It is an overwhelmingly obvious fact that credit card companies are now quickly changing their rules for credit card use in order to alleviate the problems that they are facing due to the economic recession and, more importantly, be ready for the activation of the credit card bill.
The credit card bill, officially known as the Credit Card Accountability, Responsibility and Disclosure Act was drafted early this year and signed into law by President Barack Obama just this May. The bill aims to control the way most credit card companies run their business, from limiting the freedom of the companies to arbitrarily raise interest rates to forcing them to make their bank statement and contract languages much easier for consumers to understand and comprehend. With the bill in place, the government hopes to level the field for consumers.
Ironically, what was meant to lessen the credit burden of consumers became one of the driving forces for the current widespread credit cuts and interest rate increases that credit card companies are doing. Right now, many credit card holders, regardless of the health of their credit scores, are finding it more and more expensive to keep their credit cards. As credit card companies continue to adapt their business model for the new credit card bill, credit card holders are getting hit very hard.
While credit card companies are busy adapting, the majority of credit card holders are unfortunately still clinging to their old ideas about credit. The biggest concern among them are usually their credit scores. More and more credit card holders are trying to live down some very bad terms from their credit card companies out of fear that opting out would hurt their credit score.
One example is the excessive rate hikes that credit card companies are imposing on their customers. Although most credit card holders would want to avoid having to live with an excessive rate hike, they are too scared of getting their available credit cut off which will hurt their credit score. Credit card holders are also worried that the continuing cutting down of credit will also negatively effect their credit scores, so much so that many of them are willing to sacrifice their finances in the interest of keeping their credit lines open.

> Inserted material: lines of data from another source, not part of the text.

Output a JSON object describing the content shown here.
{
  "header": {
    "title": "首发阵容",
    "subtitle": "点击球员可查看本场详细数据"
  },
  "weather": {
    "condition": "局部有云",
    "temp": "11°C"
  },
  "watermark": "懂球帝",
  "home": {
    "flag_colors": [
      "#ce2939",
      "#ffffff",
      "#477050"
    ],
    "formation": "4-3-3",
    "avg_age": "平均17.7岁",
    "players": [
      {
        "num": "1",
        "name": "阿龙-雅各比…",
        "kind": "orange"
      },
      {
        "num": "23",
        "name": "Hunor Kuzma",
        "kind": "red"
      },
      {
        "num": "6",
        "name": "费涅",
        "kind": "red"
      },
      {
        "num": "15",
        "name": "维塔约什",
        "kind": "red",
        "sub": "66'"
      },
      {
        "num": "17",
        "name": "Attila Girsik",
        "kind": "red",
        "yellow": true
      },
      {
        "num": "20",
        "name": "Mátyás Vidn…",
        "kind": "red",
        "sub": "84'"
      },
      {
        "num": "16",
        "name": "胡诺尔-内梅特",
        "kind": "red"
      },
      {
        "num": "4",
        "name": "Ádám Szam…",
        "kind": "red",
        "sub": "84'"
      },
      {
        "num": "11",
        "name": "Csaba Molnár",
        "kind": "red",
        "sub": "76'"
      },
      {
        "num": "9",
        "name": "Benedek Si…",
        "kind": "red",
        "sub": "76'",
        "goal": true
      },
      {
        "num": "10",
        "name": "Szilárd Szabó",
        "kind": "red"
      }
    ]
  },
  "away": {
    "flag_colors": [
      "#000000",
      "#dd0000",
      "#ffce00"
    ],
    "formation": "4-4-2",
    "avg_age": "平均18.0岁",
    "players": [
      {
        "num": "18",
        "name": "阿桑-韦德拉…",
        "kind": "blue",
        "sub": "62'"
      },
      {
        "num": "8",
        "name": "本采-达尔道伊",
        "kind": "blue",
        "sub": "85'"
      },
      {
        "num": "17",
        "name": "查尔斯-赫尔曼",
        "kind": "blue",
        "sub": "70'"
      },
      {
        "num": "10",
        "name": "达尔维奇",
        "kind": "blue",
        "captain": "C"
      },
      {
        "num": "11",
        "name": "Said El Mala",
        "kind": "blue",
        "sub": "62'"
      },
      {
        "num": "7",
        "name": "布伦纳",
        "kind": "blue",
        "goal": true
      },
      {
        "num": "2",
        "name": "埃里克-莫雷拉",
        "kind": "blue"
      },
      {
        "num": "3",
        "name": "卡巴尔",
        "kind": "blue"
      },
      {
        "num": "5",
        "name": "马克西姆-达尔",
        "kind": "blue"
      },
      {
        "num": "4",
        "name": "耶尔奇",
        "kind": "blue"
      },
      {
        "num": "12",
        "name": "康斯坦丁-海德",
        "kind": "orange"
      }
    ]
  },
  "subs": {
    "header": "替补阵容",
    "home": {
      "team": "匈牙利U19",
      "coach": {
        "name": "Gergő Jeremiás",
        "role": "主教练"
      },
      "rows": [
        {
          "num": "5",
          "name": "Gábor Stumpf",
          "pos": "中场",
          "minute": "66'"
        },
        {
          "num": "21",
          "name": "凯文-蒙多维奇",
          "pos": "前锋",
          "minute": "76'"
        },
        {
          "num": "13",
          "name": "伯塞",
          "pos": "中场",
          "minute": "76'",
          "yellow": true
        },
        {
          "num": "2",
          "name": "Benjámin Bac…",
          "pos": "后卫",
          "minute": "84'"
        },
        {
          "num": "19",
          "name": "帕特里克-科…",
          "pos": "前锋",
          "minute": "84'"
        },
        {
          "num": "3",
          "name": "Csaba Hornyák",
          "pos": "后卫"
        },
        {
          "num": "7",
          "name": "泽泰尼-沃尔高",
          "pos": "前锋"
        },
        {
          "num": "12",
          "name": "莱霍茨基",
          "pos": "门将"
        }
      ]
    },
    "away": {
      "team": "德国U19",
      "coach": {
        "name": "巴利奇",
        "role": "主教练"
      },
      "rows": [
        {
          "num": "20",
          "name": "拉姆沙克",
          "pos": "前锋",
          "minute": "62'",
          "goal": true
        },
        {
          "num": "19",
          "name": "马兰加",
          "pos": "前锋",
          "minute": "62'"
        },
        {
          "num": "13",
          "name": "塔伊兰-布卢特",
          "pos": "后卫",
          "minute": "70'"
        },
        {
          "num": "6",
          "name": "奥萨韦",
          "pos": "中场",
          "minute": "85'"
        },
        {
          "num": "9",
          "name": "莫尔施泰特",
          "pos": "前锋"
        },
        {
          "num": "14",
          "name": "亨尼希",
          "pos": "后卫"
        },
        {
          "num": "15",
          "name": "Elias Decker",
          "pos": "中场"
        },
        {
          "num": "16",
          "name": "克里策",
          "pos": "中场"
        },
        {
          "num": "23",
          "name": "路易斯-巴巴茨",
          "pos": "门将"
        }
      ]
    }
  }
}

Credit card holders need to refocus their finances on what is important: the avoidance of high costs rather should be top priority, not the credit score losses. Unless they are planning to make a loan soon, credit card holders should consider getting rid of high interest rates even though it means losing some credit score points.